Flying With Cremated Remains

By: Matthew Funeral Home
Monday, February 26, 2024

Traveling with cremated remains, or cremains can have its challenges. Whether you are moving to a new state or country or bringing your loved one home with you, it is important to understand the procedures so that you can plan ahead. Planning ahead can help you avoid some security issues on what is likely going to be an emotional trip for you anyway. 

Purchase a Temporary Urn

The TSA has strict rules as to the opening of cremated remains. Out of respect for the deceased, TSA officers are not allowed to open urns, even if requested by you. However, many urns are made of materials that can be impossible to scan via x-ray. Because of this, the TSA requires that you bring the cremains in a wooden or plastic urn. If the TSA sees an unscannable urn, you simply will not be able to bring it with you. 

Keep the Remains in Your Carry-On Bag

Generally, cremains should be brought in your carry-on bag. Because there is always a risk of bags being lost or damaged, it is safer to keep the urn with you.

Consult the Airline’s Rules

Depending on the airline you choose to fly with, you may have different restrictions regarding cremains. Not all airlines have the same rules in place. Be sure to check the website of the airline you are flying with for further details and instructions. You should do this before choosing the airline you want to fly with so you can find one whose regulations fit your needs.

Bring Official Cremation Documentation

Official documentation of the cremains from your funeral home or cremation provider is helpful in helping reduce issues from the TSA. Generally, this paperwork will not prevent the urn from being subject to x-ray scanning. The paperwork can also be important in the event that your destination has stricter requirements regarding cremated remains. Overall, having the death certificate and the certificate of cremation handy can reduce concerns about misuse.

Plan Ahead for Longer Security Checks

Generally, it is always best to get to the airport early to give yourself time to go through security. But, you should give yourself additional time if you are traveling with cremated remains. You may also want to sign up for the TSA’s precheck program, as it may help reduce your overall security check time. 

Check Your Destination's Regulations

It is also important to look into any regulations regarding cremains in your target destination. This is especially important if you are traveling internationally. 

Consider Mailing Cremains Instead

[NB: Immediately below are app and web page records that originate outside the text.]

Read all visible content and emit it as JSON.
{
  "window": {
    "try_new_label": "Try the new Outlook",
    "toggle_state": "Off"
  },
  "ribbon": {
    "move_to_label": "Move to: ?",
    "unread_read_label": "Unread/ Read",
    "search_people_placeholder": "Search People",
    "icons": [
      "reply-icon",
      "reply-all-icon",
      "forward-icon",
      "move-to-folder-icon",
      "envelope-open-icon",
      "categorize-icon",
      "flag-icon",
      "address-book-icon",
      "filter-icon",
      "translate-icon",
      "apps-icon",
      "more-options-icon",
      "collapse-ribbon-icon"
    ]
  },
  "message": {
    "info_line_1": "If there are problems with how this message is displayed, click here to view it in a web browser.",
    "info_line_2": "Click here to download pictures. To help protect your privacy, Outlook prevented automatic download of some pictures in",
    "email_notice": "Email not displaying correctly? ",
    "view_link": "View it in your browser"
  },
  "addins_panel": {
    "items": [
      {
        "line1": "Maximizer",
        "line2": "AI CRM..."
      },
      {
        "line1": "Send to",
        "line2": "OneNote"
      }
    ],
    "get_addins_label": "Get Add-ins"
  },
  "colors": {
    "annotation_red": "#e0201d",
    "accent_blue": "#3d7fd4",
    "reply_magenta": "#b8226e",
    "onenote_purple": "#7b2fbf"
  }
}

You may also want to consider mailing the cremains to the destination instead. If you have someone who can receive the remains at the destination, this can be a good way to avoid TSA complications. Cremains can be in any urn when shipped via USPS. The remains must be shipped via Priority Express Mail. A special label is used for cremated remains so that the workers know to handle the box with extra care.

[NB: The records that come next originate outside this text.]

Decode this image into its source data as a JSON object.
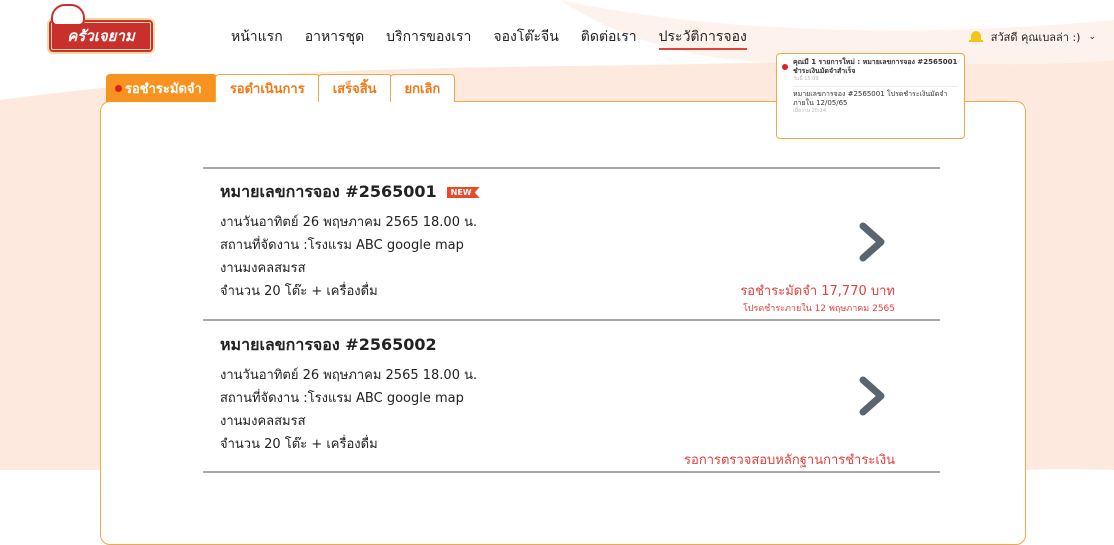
{
  "logo": {
    "text": "ครัวเจยาม"
  },
  "nav": {
    "items": [
      {
        "label": "หน้าแรก"
      },
      {
        "label": "อาหารชุด"
      },
      {
        "label": "บริการของเรา"
      },
      {
        "label": "จองโต๊ะจีน"
      },
      {
        "label": "ติดต่อเรา"
      },
      {
        "label": "ประวัติการจอง"
      }
    ],
    "active_index": 5
  },
  "user": {
    "greeting": "สวัสดี คุณเบลล่า :)",
    "bell_icon": "bell-icon",
    "chevron": "⌄"
  },
  "notification": {
    "title": "คุณมี 1 รายการใหม่ : หมายเลขการจอง #2565001 ชำระเงินมัดจำสำเร็จ",
    "title_time": "วันนี้ 15:09",
    "message": "หมายเลขการจอง #2565001 โปรดชำระเงินมัดจำภายใน 12/05/65",
    "message_time": "เมื่อวาน 20:14"
  },
  "tabs": [
    {
      "label": "รอชำระมัดจำ"
    },
    {
      "label": "รอดำเนินการ"
    },
    {
      "label": "เสร็จสิ้น"
    },
    {
      "label": "ยกเลิก"
    }
  ],
  "bookings": [
    {
      "title": "หมายเลขการจอง #2565001",
      "badge": "NEW",
      "date": "งานวันอาทิตย์ 26 พฤษภาคม 2565 18.00 น.",
      "venue": "สถานที่จัดงาน :โรงแรม ABC google map",
      "event": "งานมงคลสมรส",
      "qty": "จำนวน 20 โต๊ะ + เครื่องดื่ม",
      "status": "รอชำระมัดจำ 17,770 บาท",
      "status_sub": "โปรดชำระภายใน 12 พฤษภาคม 2565"
    },
    {
      "title": "หมายเลขการจอง #2565002",
      "date": "งานวันอาทิตย์ 26 พฤษภาคม 2565 18.00 น.",
      "venue": "สถานที่จัดงาน :โรงแรม ABC google map",
      "event": "งานมงคลสมรส",
      "qty": "จำนวน 20 โต๊ะ + เครื่องดื่ม",
      "status": "รอการตรวจสอบหลักฐานการชำระเงิน"
    }
  ],
  "colors": {
    "accent": "#f7931e",
    "red": "#e0413b",
    "wave": "#fde9de"
  }
}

For over 50 years, Matthew Funeral Home has been serving the Staten Island community. We can help with almost every aspect of your loved one’s memorial service. Our family is here to serve yours, every step of the way.

Leave a comment
Name*:
Email:
Comment*:
Please enter the numbers and letters you see in the image. Note that the case of the letters entered matters.

Comments

Please wait

Previous Posts

Funeral Planning for the LGBTQ+ Community

When it comes to end-of-life services, it is important to have a plan in order. This can be especially true for many LGBTQ+ people. In the event of your passing, your wishes should be upheld for yo...

Identifying Signs of A Stroke

Stroke is a leading cause of death in the US, killing 1 person in America every 3.5 minutes. The risk of stroke can increase as you age. For the safety of you and your loved ones, it is important t...

Donating Your Body To Science

Body donation is a process that very few Americans decide to participate in. But, it is a practice that can lead to advances in medical science, improved medical training procedures, and more. This...

Using Coping Mechanisms for Grief

When you hear the term “Coping Mechanism,” it is often in a negative context. However, that is not always the case. Coping mechanisms can help you deal with the short-term effects of grief. When us...

What To Expect at a Graveside Burial Service

A graveside burial service, also sometimes referred to as a committal service, is an essential part of the funeral service for some cultures. Primarily seen in catholic services, the commital is a ...

Oversized Caskets FAQ

Caskets are generally designed to fit a wide assortment of body types. However, some people may require an oversized casket. An oversized casket is used if an individual’s height, weight, or width ...

Processing Grief Through Reading for Children

Grief can be hard at any age, but for children and young teens, expressing and processing grief can be especially challenging. It is a very complex emotion, and some children may not be able to ful...

Searching for the Right Grief Counselor

The passing of a loved one can be incredibly painful. The grief of loss often seems unbearable. After the death of someone close, some extra guidance can be helpful. Grief counselors assist those w...

Valentine's Day Without Your Significant Other

Holidays can often be a trigger for grief after the loss of a spouse or long-term partner. Memories of holidays together can pop up from store displays, themed commercials, and more. With Valentine...

Celebrating the Passing of a Long Life

After a long life lived, losing an elderly loved one can be devastating. Your whole life, they have been there for you, and now they are gone. But after a long life lived, it is also an opportunity...